**Data records**
----------------------------------------

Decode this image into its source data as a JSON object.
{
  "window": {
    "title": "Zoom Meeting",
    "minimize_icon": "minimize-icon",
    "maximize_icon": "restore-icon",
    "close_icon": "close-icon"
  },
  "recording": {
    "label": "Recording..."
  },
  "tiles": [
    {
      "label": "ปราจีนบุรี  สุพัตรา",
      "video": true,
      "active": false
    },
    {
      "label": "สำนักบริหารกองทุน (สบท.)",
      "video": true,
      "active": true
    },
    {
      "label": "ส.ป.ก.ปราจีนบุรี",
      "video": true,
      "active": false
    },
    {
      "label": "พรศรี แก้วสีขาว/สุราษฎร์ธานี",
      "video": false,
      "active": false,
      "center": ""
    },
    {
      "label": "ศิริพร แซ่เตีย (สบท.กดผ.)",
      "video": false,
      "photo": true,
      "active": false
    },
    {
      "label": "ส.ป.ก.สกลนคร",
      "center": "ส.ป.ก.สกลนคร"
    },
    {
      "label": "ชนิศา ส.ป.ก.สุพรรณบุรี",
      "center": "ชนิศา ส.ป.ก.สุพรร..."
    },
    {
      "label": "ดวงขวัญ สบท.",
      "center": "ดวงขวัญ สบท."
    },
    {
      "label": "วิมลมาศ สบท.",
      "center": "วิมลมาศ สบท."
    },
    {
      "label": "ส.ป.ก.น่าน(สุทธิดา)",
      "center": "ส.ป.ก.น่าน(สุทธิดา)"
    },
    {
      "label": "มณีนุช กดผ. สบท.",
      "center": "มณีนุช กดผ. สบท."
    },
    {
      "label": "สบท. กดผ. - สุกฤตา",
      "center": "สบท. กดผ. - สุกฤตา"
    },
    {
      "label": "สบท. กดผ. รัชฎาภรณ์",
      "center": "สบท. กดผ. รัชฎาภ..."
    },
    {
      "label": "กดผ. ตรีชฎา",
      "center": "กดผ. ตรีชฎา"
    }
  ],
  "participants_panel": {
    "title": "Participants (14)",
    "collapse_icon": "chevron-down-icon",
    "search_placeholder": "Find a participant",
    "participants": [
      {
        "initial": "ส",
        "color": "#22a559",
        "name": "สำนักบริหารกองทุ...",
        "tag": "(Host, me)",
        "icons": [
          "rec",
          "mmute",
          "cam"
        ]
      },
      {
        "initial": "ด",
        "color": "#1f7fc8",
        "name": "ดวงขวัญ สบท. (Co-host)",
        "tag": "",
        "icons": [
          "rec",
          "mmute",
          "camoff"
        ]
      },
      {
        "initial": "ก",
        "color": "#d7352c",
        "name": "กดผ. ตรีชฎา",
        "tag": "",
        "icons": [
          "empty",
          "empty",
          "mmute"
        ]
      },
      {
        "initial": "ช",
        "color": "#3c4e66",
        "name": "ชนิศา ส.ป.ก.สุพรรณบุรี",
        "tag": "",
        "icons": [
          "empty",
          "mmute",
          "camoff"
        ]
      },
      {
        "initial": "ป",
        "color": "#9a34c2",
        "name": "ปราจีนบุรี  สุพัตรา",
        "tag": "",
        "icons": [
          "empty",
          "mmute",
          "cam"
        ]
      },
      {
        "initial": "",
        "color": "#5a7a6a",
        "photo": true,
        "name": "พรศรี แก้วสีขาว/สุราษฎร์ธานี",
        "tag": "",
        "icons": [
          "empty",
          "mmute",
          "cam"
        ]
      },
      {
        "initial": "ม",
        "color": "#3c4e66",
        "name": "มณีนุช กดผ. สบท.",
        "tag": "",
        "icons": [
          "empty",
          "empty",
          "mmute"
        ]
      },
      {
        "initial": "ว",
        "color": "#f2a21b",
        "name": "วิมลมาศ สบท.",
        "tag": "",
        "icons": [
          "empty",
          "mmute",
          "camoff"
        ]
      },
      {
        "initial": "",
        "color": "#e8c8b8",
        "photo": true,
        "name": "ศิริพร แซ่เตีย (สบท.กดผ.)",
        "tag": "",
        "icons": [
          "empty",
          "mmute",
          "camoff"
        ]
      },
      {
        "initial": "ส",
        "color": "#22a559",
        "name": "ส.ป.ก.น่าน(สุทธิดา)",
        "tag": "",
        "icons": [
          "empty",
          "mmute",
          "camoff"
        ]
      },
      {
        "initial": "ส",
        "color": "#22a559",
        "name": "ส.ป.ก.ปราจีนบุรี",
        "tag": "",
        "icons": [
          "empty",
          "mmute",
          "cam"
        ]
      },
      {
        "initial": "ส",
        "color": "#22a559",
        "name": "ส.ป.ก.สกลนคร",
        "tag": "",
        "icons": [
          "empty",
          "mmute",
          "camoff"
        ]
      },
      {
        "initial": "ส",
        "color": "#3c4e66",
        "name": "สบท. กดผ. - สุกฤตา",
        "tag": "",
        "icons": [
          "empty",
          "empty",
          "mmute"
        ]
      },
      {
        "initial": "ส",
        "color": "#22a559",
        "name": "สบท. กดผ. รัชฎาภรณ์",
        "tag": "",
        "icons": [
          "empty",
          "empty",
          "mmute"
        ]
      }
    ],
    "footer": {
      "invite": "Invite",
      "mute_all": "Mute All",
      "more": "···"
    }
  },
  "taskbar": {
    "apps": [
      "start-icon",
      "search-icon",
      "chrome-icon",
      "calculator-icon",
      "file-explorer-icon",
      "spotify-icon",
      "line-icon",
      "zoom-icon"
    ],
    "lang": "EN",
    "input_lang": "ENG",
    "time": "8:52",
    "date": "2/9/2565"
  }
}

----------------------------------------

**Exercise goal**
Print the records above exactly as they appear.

**Solution to the problem**
Decode this image into its source data as a JSON object.
{
  "window": {
    "title": "Zoom Meeting",
    "minimize_icon": "minimize-icon",
    "maximize_icon": "restore-icon",
    "close_icon": "close-icon"
  },
  "recording": {
    "label": "Recording..."
  },
  "tiles": [
    {
      "label": "ปราจีนบุรี  สุพัตรา",
      "video": true,
      "active": false
    },
    {
      "label": "สำนักบริหารกองทุน (สบท.)",
      "video": true,
      "active": true
    },
    {
      "label": "ส.ป.ก.ปราจีนบุรี",
      "video": true,
      "active": false
    },
    {
      "label": "พรศรี แก้วสีขาว/สุราษฎร์ธานี",
      "video": false,
      "active": false,
      "center": ""
    },
    {
      "label": "ศิริพร แซ่เตีย (สบท.กดผ.)",
      "video": false,
      "photo": true,
      "active": false
    },
    {
      "label": "ส.ป.ก.สกลนคร",
      "center": "ส.ป.ก.สกลนคร"
    },
    {
      "label": "ชนิศา ส.ป.ก.สุพรรณบุรี",
      "center": "ชนิศา ส.ป.ก.สุพรร..."
    },
    {
      "label": "ดวงขวัญ สบท.",
      "center": "ดวงขวัญ สบท."
    },
    {
      "label": "วิมลมาศ สบท.",
      "center": "วิมลมาศ สบท."
    },
    {
      "label": "ส.ป.ก.น่าน(สุทธิดา)",
      "center": "ส.ป.ก.น่าน(สุทธิดา)"
    },
    {
      "label": "มณีนุช กดผ. สบท.",
      "center": "มณีนุช กดผ. สบท."
    },
    {
      "label": "สบท. กดผ. - สุกฤตา",
      "center": "สบท. กดผ. - สุกฤตา"
    },
    {
      "label": "สบท. กดผ. รัชฎาภรณ์",
      "center": "สบท. กดผ. รัชฎาภ..."
    },
    {
      "label": "กดผ. ตรีชฎา",
      "center": "กดผ. ตรีชฎา"
    }
  ],
  "participants_panel": {
    "title": "Participants (14)",
    "collapse_icon": "chevron-down-icon",
    "search_placeholder": "Find a participant",
    "participants": [
      {
        "initial": "ส",
        "color": "#22a559",
        "name": "สำนักบริหารกองทุ...",
        "tag": "(Host, me)",
        "icons": [
          "rec",
          "mmute",
          "cam"
        ]
      },
      {
        "initial": "ด",
        "color": "#1f7fc8",
        "name": "ดวงขวัญ สบท. (Co-host)",
        "tag": "",
        "icons": [
          "rec",
          "mmute",
          "camoff"
        ]
      },
      {
        "initial": "ก",
        "color": "#d7352c",
        "name": "กดผ. ตรีชฎา",
        "tag": "",
        "icons": [
          "empty",
          "empty",
          "mmute"
        ]
      },
      {
        "initial": "ช",
        "color": "#3c4e66",
        "name": "ชนิศา ส.ป.ก.สุพรรณบุรี",
        "tag": "",
        "icons": [
          "empty",
          "mmute",
          "camoff"
        ]
      },
      {
        "initial": "ป",
        "color": "#9a34c2",
        "name": "ปราจีนบุรี  สุพัตรา",
        "tag": "",
        "icons": [
          "empty",
          "mmute",
          "cam"
        ]
      },
      {
        "initial": "",
        "color": "#5a7a6a",
        "photo": true,
        "name": "พรศรี แก้วสีขาว/สุราษฎร์ธานี",
        "tag": "",
        "icons": [
          "empty",
          "mmute",
          "cam"
        ]
      },
      {
        "initial": "ม",
        "color": "#3c4e66",
        "name": "มณีนุช กดผ. สบท.",
        "tag": "",
        "icons": [
          "empty",
          "empty",
          "mmute"
        ]
      },
      {
        "initial": "ว",
        "color": "#f2a21b",
        "name": "วิมลมาศ สบท.",
        "tag": "",
        "icons": [
          "empty",
          "mmute",
          "camoff"
        ]
      },
      {
        "initial": "",
        "color": "#e8c8b8",
        "photo": true,
        "name": "ศิริพร แซ่เตีย (สบท.กดผ.)",
        "tag": "",
        "icons": [
          "empty",
          "mmute",
          "camoff"
        ]
      },
      {
        "initial": "ส",
        "color": "#22a559",
        "name": "ส.ป.ก.น่าน(สุทธิดา)",
        "tag": "",
        "icons": [
          "empty",
          "mmute",
          "camoff"
        ]
      },
      {
        "initial": "ส",
        "color": "#22a559",
        "name": "ส.ป.ก.ปราจีนบุรี",
        "tag": "",
        "icons": [
          "empty",
          "mmute",
          "cam"
        ]
      },
      {
        "initial": "ส",
        "color": "#22a559",
        "name": "ส.ป.ก.สกลนคร",
        "tag": "",
        "icons": [
          "empty",
          "mmute",
          "camoff"
        ]
      },
      {
        "initial": "ส",
        "color": "#3c4e66",
        "name": "สบท. กดผ. - สุกฤตา",
        "tag": "",
        "icons": [
          "empty",
          "empty",
          "mmute"
        ]
      },
      {
        "initial": "ส",
        "color": "#22a559",
        "name": "สบท. กดผ. รัชฎาภรณ์",
        "tag": "",
        "icons": [
          "empty",
          "empty",
          "mmute"
        ]
      }
    ],
    "footer": {
      "invite": "Invite",
      "mute_all": "Mute All",
      "more": "···"
    }
  },
  "taskbar": {
    "apps": [
      "start-icon",
      "search-icon",
      "chrome-icon",
      "calculator-icon",
      "file-explorer-icon",
      "spotify-icon",
      "line-icon",
      "zoom-icon"
    ],
    "lang": "EN",
    "input_lang": "ENG",
    "time": "8:52",
    "date": "2/9/2565"
  }
}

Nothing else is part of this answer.